Work order:
Set down the records that follow exactly, every line of them.

Source information:
═══

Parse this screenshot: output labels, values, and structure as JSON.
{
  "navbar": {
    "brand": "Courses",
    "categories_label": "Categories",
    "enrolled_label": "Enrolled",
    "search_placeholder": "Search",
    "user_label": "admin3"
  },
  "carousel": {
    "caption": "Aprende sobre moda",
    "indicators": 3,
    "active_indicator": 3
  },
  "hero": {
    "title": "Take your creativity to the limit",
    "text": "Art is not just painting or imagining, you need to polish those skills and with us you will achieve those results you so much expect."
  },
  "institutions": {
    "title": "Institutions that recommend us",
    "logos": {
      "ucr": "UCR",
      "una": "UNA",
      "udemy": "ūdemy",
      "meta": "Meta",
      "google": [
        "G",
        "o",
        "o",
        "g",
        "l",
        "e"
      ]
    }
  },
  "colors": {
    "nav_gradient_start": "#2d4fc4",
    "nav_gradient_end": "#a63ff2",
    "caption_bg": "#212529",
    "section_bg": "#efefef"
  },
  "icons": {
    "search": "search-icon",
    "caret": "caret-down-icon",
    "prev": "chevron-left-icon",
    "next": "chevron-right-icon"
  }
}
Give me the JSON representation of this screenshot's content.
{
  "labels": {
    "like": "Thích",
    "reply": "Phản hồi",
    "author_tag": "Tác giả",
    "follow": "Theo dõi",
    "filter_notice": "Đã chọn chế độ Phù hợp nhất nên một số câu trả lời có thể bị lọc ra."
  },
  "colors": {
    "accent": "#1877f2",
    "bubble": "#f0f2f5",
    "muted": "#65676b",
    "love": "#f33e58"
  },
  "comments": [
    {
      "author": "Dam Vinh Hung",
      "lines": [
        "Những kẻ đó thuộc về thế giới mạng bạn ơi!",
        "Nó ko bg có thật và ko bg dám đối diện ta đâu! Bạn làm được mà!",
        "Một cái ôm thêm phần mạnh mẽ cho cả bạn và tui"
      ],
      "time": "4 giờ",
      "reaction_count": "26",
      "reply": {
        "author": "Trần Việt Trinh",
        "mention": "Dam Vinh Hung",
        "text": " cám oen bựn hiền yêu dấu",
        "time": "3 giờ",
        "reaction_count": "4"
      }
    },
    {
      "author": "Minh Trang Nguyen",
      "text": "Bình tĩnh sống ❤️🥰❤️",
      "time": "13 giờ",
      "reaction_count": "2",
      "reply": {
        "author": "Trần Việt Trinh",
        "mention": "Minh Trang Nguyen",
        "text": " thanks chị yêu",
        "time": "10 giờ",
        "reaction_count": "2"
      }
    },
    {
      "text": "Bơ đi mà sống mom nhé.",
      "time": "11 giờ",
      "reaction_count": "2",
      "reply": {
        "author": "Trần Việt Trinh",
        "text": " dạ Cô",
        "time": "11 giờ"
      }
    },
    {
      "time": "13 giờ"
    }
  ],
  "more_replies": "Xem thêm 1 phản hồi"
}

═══

Response box:
Parse this screenshot: output labels, values, and structure as JSON.
{
  "navbar": {
    "brand": "Courses",
    "categories_label": "Categories",
    "enrolled_label": "Enrolled",
    "search_placeholder": "Search",
    "user_label": "admin3"
  },
  "carousel": {
    "caption": "Aprende sobre moda",
    "indicators": 3,
    "active_indicator": 3
  },
  "hero": {
    "title": "Take your creativity to the limit",
    "text": "Art is not just painting or imagining, you need to polish those skills and with us you will achieve those results you so much expect."
  },
  "institutions": {
    "title": "Institutions that recommend us",
    "logos": {
      "ucr": "UCR",
      "una": "UNA",
      "udemy": "ūdemy",
      "meta": "Meta",
      "google": [
        "G",
        "o",
        "o",
        "g",
        "l",
        "e"
      ]
    }
  },
  "colors": {
    "nav_gradient_start": "#2d4fc4",
    "nav_gradient_end": "#a63ff2",
    "caption_bg": "#212529",
    "section_bg": "#efefef"
  },
  "icons": {
    "search": "search-icon",
    "caret": "caret-down-icon",
    "prev": "chevron-left-icon",
    "next": "chevron-right-icon"
  }
}
Give me the JSON representation of this screenshot's content.
{
  "labels": {
    "like": "Thích",
    "reply": "Phản hồi",
    "author_tag": "Tác giả",
    "follow": "Theo dõi",
    "filter_notice": "Đã chọn chế độ Phù hợp nhất nên một số câu trả lời có thể bị lọc ra."
  },
  "colors": {
    "accent": "#1877f2",
    "bubble": "#f0f2f5",
    "muted": "#65676b",
    "love": "#f33e58"
  },
  "comments": [
    {
      "author": "Dam Vinh Hung",
      "lines": [
        "Những kẻ đó thuộc về thế giới mạng bạn ơi!",
        "Nó ko bg có thật và ko bg dám đối diện ta đâu! Bạn làm được mà!",
        "Một cái ôm thêm phần mạnh mẽ cho cả bạn và tui"
      ],
      "time": "4 giờ",
      "reaction_count": "26",
      "reply": {
        "author": "Trần Việt Trinh",
        "mention": "Dam Vinh Hung",
        "text": " cám oen bựn hiền yêu dấu",
        "time": "3 giờ",
        "reaction_count": "4"
      }
    },
    {
      "author": "Minh Trang Nguyen",
      "text": "Bình tĩnh sống ❤️🥰❤️",
      "time": "13 giờ",
      "reaction_count": "2",
      "reply": {
        "author": "Trần Việt Trinh",
        "mention": "Minh Trang Nguyen",
        "text": " thanks chị yêu",
        "time": "10 giờ",
        "reaction_count": "2"
      }
    },
    {
      "text": "Bơ đi mà sống mom nhé.",
      "time": "11 giờ",
      "reaction_count": "2",
      "reply": {
        "author": "Trần Việt Trinh",
        "text": " dạ Cô",
        "time": "11 giờ"
      }
    },
    {
      "time": "13 giờ"
    }
  ],
  "more_replies": "Xem thêm 1 phản hồi"
}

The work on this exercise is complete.